Flannery O’Connor’s short story "The Lame Shall Enter First" uses the idea of an omniscient, judging God to justify intricate shifts of perspective and steep the atmosphere in religious dread. An atheist father invites a troubled teenager into his home to spite his grieving son, and he is punished for it. O’Connor doesn’t waggle Catholicism in her readers’ faces, but she does seem to say, "Believe what you want, but don’t say I never warned you."
The belief in an immortal soul is important for both fictional suspense and conservative fear, as it is a hell of a thing to lose. James Ellroy, professed friend of policemen, Lutheran churchgoer, and serial supporter of the Republican Party, writes fiction that relies on a stark contrast between good and evil. His books are maniacally fast and innovative. He takes for granted that bad men die bleeding, and isolates a sliver of American history—Los Angeles after World War II—and fills it with sinners as lust-mad and doomed as Captain Ahab in Moby Dick.
There's just one problem, says McGirk: "With the exception of Ellroy, whose fiction is confined to a narrow moment in American history, the authors mentioned are all dead":
The Republican Party is in a moment of crisis, and there is a difference between being conservative and being a member of today’s right wing.

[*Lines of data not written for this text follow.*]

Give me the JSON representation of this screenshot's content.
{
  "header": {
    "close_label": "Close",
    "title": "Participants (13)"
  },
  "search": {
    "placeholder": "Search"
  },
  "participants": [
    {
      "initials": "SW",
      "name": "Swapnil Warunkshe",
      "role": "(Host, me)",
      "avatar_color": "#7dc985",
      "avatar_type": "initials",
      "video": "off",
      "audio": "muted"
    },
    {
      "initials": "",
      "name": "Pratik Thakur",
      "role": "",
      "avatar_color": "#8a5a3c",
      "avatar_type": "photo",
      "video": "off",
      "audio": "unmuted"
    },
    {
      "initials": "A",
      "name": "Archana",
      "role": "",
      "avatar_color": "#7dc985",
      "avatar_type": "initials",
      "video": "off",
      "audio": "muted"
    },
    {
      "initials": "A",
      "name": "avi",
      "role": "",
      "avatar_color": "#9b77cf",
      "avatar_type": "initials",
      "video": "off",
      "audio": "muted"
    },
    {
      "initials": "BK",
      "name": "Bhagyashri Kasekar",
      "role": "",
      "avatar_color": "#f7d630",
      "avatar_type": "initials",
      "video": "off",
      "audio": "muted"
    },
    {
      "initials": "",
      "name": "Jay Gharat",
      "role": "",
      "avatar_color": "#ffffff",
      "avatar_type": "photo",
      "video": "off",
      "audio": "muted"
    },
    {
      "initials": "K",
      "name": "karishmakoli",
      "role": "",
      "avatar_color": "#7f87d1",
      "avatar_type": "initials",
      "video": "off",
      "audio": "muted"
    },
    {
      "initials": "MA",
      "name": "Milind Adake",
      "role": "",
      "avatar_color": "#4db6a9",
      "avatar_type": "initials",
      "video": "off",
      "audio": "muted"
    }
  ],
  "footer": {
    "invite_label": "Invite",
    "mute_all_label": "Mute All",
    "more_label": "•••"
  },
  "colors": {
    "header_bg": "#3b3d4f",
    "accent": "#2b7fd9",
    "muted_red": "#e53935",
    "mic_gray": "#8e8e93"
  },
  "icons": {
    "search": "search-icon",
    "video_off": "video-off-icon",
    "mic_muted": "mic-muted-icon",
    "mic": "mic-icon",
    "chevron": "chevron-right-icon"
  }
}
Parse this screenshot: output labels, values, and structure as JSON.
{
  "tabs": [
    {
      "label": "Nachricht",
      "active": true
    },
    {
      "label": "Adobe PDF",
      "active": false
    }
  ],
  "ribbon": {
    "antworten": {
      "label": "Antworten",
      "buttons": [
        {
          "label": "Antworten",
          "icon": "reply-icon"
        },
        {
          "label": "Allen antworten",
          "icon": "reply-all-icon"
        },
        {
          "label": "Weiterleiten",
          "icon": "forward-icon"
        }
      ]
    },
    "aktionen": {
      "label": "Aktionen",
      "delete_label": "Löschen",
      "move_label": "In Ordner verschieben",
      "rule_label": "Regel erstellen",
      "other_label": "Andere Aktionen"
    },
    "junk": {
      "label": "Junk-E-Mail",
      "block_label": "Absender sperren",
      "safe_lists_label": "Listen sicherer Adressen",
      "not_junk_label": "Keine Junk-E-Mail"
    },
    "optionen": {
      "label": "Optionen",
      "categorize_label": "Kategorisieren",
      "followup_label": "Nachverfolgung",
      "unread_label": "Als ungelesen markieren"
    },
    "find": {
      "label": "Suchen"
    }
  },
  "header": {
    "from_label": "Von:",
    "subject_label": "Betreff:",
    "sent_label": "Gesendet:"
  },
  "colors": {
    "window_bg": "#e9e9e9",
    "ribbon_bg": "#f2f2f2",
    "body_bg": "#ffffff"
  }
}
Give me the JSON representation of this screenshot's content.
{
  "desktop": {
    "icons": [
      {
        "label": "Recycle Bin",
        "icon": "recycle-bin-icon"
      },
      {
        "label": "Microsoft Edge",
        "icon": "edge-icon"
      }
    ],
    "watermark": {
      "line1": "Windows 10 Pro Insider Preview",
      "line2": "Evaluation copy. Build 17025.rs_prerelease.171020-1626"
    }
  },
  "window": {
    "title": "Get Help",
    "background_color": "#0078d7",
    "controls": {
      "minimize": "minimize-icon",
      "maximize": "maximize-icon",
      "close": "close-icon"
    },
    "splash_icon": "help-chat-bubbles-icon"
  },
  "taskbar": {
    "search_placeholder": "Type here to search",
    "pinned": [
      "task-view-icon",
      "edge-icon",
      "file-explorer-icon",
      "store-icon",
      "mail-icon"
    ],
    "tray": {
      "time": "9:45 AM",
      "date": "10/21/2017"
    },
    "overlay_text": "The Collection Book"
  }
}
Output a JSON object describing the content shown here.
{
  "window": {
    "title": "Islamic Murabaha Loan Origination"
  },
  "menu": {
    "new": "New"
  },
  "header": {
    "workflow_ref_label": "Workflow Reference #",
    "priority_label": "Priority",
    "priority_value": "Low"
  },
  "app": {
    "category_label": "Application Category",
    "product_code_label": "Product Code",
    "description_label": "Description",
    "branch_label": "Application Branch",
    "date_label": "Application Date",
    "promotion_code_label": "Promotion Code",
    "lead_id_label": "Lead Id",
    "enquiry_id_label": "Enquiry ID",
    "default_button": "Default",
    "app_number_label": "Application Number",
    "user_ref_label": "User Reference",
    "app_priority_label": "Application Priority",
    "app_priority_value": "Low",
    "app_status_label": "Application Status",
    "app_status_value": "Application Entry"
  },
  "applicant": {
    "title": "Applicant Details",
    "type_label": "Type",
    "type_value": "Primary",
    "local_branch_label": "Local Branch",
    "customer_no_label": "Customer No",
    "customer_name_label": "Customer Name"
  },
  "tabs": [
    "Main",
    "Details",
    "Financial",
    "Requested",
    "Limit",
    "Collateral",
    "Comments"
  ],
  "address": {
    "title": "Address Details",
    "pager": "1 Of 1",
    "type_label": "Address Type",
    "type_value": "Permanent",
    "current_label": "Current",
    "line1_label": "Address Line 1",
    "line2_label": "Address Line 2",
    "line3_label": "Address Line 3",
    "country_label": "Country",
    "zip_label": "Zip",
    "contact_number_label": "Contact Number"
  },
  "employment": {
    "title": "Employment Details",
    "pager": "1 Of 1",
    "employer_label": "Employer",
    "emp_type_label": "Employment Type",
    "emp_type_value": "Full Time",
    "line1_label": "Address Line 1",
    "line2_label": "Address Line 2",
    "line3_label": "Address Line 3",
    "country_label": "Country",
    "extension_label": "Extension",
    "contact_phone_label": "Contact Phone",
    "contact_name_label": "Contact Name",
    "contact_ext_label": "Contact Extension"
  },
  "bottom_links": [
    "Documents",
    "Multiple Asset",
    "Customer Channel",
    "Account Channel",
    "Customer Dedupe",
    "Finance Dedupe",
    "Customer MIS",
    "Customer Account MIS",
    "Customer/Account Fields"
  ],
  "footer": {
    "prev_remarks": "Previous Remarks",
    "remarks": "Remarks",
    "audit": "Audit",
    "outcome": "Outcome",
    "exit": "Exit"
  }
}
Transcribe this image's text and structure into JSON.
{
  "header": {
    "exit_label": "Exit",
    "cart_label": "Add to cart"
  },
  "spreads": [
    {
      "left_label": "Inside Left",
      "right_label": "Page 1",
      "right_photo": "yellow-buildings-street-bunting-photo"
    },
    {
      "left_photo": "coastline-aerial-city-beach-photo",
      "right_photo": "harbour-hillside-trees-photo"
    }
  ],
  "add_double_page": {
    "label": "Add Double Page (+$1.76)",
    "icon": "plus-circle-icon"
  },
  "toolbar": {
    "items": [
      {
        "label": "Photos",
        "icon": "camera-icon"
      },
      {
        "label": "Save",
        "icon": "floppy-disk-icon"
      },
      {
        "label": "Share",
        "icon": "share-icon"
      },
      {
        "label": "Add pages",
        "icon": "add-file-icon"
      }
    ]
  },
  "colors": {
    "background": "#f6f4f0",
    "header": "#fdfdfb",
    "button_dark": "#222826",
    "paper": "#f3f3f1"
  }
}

The right has been radicalized by a ridiculous ideology that would be outrageous if expressed in literature. By comparison the liberal left is in an elegiac mode and mourning for an America that used to at least try to include everyone. The Democrats are perhaps the true conservatives, the nostalgic ones. In the year 2012, Republican writers are not publishing much literary fiction of note, as the right has traded in sentimentality for fantasy, spirituality for fanaticism.